TASK GOAL:
The following entries should be restated word for word, pictures excluded.

DATA TO EXAMINE:
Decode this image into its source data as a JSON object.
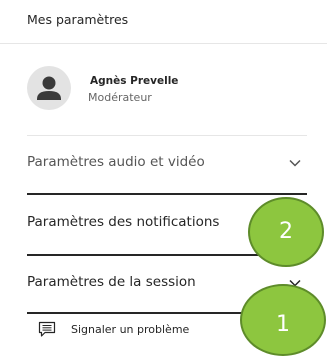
{
  "panel": {
    "title": "Mes paramètres"
  },
  "profile": {
    "name": "Agnès Prevelle",
    "role": "Modérateur",
    "avatar_icon": "user-avatar-icon"
  },
  "sections": [
    {
      "label": "Paramètres audio et vidéo",
      "icon": "chevron-down-icon"
    },
    {
      "label": "Paramètres des notifications",
      "icon": "chevron-down-icon"
    },
    {
      "label": "Paramètres de la session",
      "icon": "chevron-down-icon"
    }
  ],
  "report": {
    "label": "Signaler un problème",
    "icon": "comment-report-icon"
  },
  "callouts": [
    {
      "number": "2"
    },
    {
      "number": "1"
    }
  ],
  "colors": {
    "callout_fill": "#8dc63f",
    "callout_border": "#5e8c2a",
    "text": "#262626",
    "muted": "#666666"
  }
}
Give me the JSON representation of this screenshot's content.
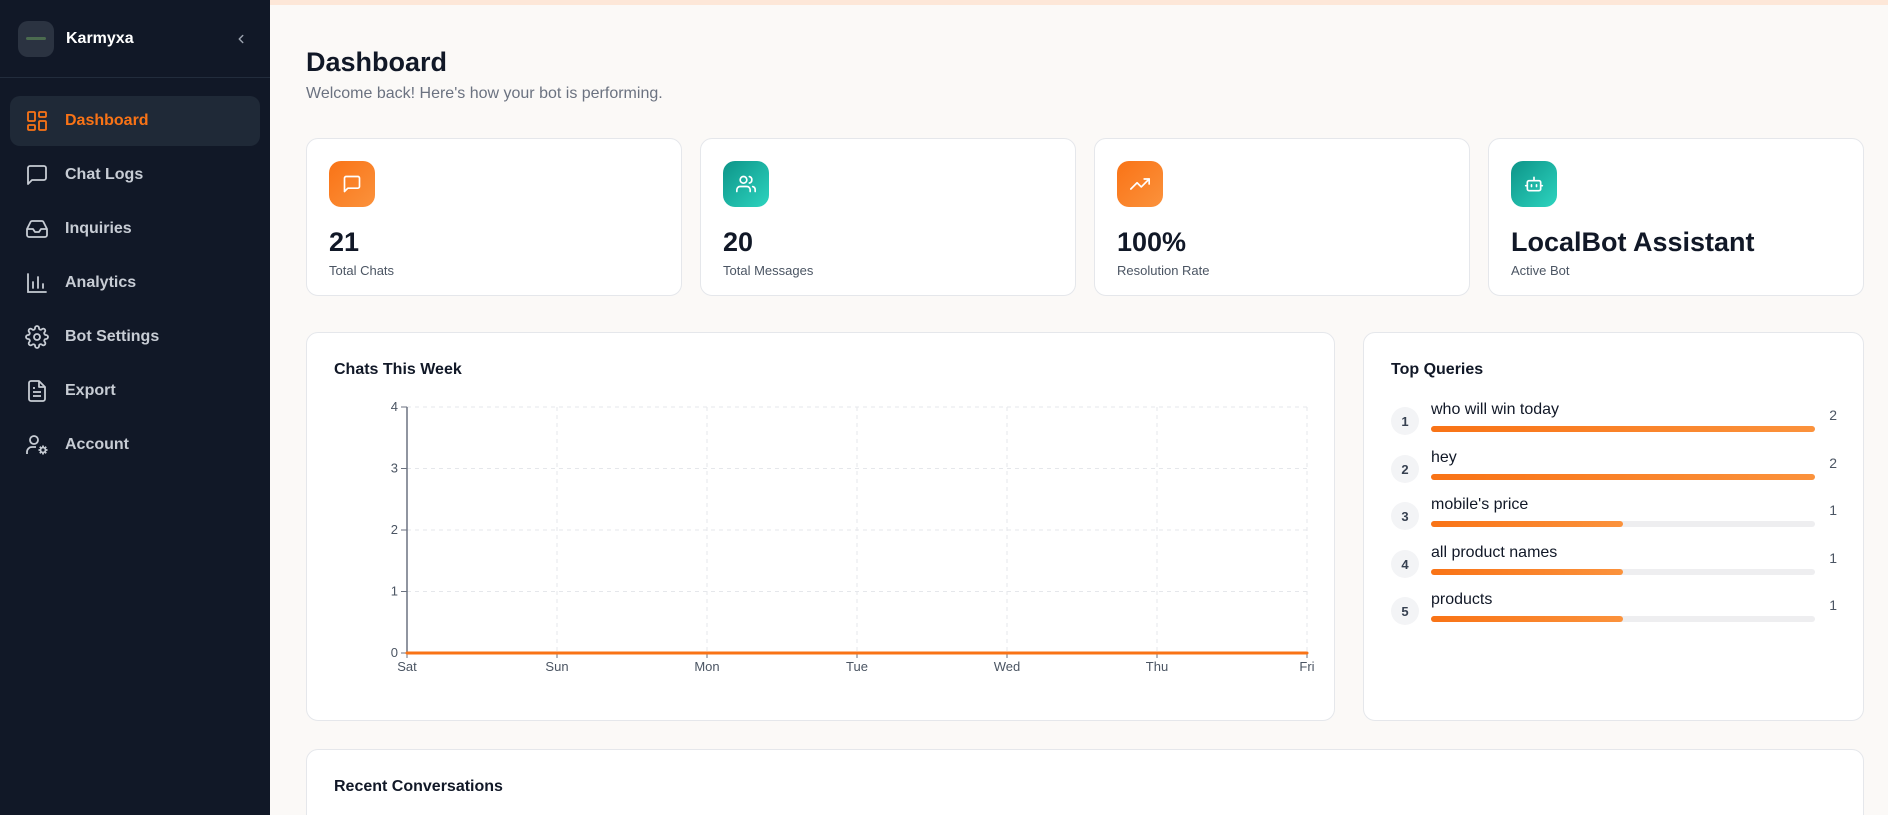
{
  "app": {
    "name": "Karmyxa"
  },
  "sidebar": {
    "items": [
      {
        "label": "Dashboard",
        "icon": "dashboard-icon",
        "active": true
      },
      {
        "label": "Chat Logs",
        "icon": "message-square-icon",
        "active": false
      },
      {
        "label": "Inquiries",
        "icon": "inbox-icon",
        "active": false
      },
      {
        "label": "Analytics",
        "icon": "bar-chart-icon",
        "active": false
      },
      {
        "label": "Bot Settings",
        "icon": "gear-icon",
        "active": false
      },
      {
        "label": "Export",
        "icon": "file-text-icon",
        "active": false
      },
      {
        "label": "Account",
        "icon": "user-settings-icon",
        "active": false
      }
    ]
  },
  "header": {
    "title": "Dashboard",
    "subtitle": "Welcome back! Here's how your bot is performing."
  },
  "stats": [
    {
      "value": "21",
      "label": "Total Chats",
      "icon": "message-square-icon",
      "color": "#f97316"
    },
    {
      "value": "20",
      "label": "Total Messages",
      "icon": "users-icon",
      "color": "#14b8a6"
    },
    {
      "value": "100%",
      "label": "Resolution Rate",
      "icon": "trending-up-icon",
      "color": "#f97316"
    },
    {
      "value": "LocalBot Assistant",
      "label": "Active Bot",
      "icon": "bot-icon",
      "color": "#14b8a6"
    }
  ],
  "chart_panel": {
    "title": "Chats This Week"
  },
  "chart_data": {
    "type": "line",
    "title": "Chats This Week",
    "categories": [
      "Sat",
      "Sun",
      "Mon",
      "Tue",
      "Wed",
      "Thu",
      "Fri"
    ],
    "values": [
      0,
      0,
      0,
      0,
      0,
      0,
      0
    ],
    "ylim": [
      0,
      4
    ],
    "yticks": [
      0,
      1,
      2,
      3,
      4
    ],
    "grid": true,
    "line_color": "#f97316"
  },
  "top_queries": {
    "title": "Top Queries",
    "max": 2,
    "items": [
      {
        "rank": "1",
        "text": "who will win today",
        "count": 2
      },
      {
        "rank": "2",
        "text": "hey",
        "count": 2
      },
      {
        "rank": "3",
        "text": "mobile's price",
        "count": 1
      },
      {
        "rank": "4",
        "text": "all product names",
        "count": 1
      },
      {
        "rank": "5",
        "text": "products",
        "count": 1
      }
    ]
  },
  "recent": {
    "title": "Recent Conversations"
  },
  "colors": {
    "accent": "#f97316",
    "teal": "#14b8a6",
    "sidebar_bg": "#111827"
  }
}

TASK OUTPUT:
Decode this image into its source data as a JSON object.
{
  "panel": {
    "title": "Mes paramètres"
  },
  "profile": {
    "name": "Agnès Prevelle",
    "role": "Modérateur",
    "avatar_icon": "user-avatar-icon"
  },
  "sections": [
    {
      "label": "Paramètres audio et vidéo",
      "icon": "chevron-down-icon"
    },
    {
      "label": "Paramètres des notifications",
      "icon": "chevron-down-icon"
    },
    {
      "label": "Paramètres de la session",
      "icon": "chevron-down-icon"
    }
  ],
  "report": {
    "label": "Signaler un problème",
    "icon": "comment-report-icon"
  },
  "callouts": [
    {
      "number": "2"
    },
    {
      "number": "1"
    }
  ],
  "colors": {
    "callout_fill": "#8dc63f",
    "callout_border": "#5e8c2a",
    "text": "#262626",
    "muted": "#666666"
  }
}
Give me the JSON representation of this screenshot's content.
{
  "app": {
    "name": "Karmyxa"
  },
  "sidebar": {
    "items": [
      {
        "label": "Dashboard",
        "icon": "dashboard-icon",
        "active": true
      },
      {
        "label": "Chat Logs",
        "icon": "message-square-icon",
        "active": false
      },
      {
        "label": "Inquiries",
        "icon": "inbox-icon",
        "active": false
      },
      {
        "label": "Analytics",
        "icon": "bar-chart-icon",
        "active": false
      },
      {
        "label": "Bot Settings",
        "icon": "gear-icon",
        "active": false
      },
      {
        "label": "Export",
        "icon": "file-text-icon",
        "active": false
      },
      {
        "label": "Account",
        "icon": "user-settings-icon",
        "active": false
      }
    ]
  },
  "header": {
    "title": "Dashboard",
    "subtitle": "Welcome back! Here's how your bot is performing."
  },
  "stats": [
    {
      "value": "21",
      "label": "Total Chats",
      "icon": "message-square-icon",
      "color": "#f97316"
    },
    {
      "value": "20",
      "label": "Total Messages",
      "icon": "users-icon",
      "color": "#14b8a6"
    },
    {
      "value": "100%",
      "label": "Resolution Rate",
      "icon": "trending-up-icon",
      "color": "#f97316"
    },
    {
      "value": "LocalBot Assistant",
      "label": "Active Bot",
      "icon": "bot-icon",
      "color": "#14b8a6"
    }
  ],
  "chart_panel": {
    "title": "Chats This Week"
  },
  "chart_data": {
    "type": "line",
    "title": "Chats This Week",
    "categories": [
      "Sat",
      "Sun",
      "Mon",
      "Tue",
      "Wed",
      "Thu",
      "Fri"
    ],
    "values": [
      0,
      0,
      0,
      0,
      0,
      0,
      0
    ],
    "ylim": [
      0,
      4
    ],
    "yticks": [
      0,
      1,
      2,
      3,
      4
    ],
    "grid": true,
    "line_color": "#f97316"
  },
  "top_queries": {
    "title": "Top Queries",
    "max": 2,
    "items": [
      {
        "rank": "1",
        "text": "who will win today",
        "count": 2
      },
      {
        "rank": "2",
        "text": "hey",
        "count": 2
      },
      {
        "rank": "3",
        "text": "mobile's price",
        "count": 1
      },
      {
        "rank": "4",
        "text": "all product names",
        "count": 1
      },
      {
        "rank": "5",
        "text": "products",
        "count": 1
      }
    ]
  },
  "recent": {
    "title": "Recent Conversations"
  },
  "colors": {
    "accent": "#f97316",
    "teal": "#14b8a6",
    "sidebar_bg": "#111827"
  }
}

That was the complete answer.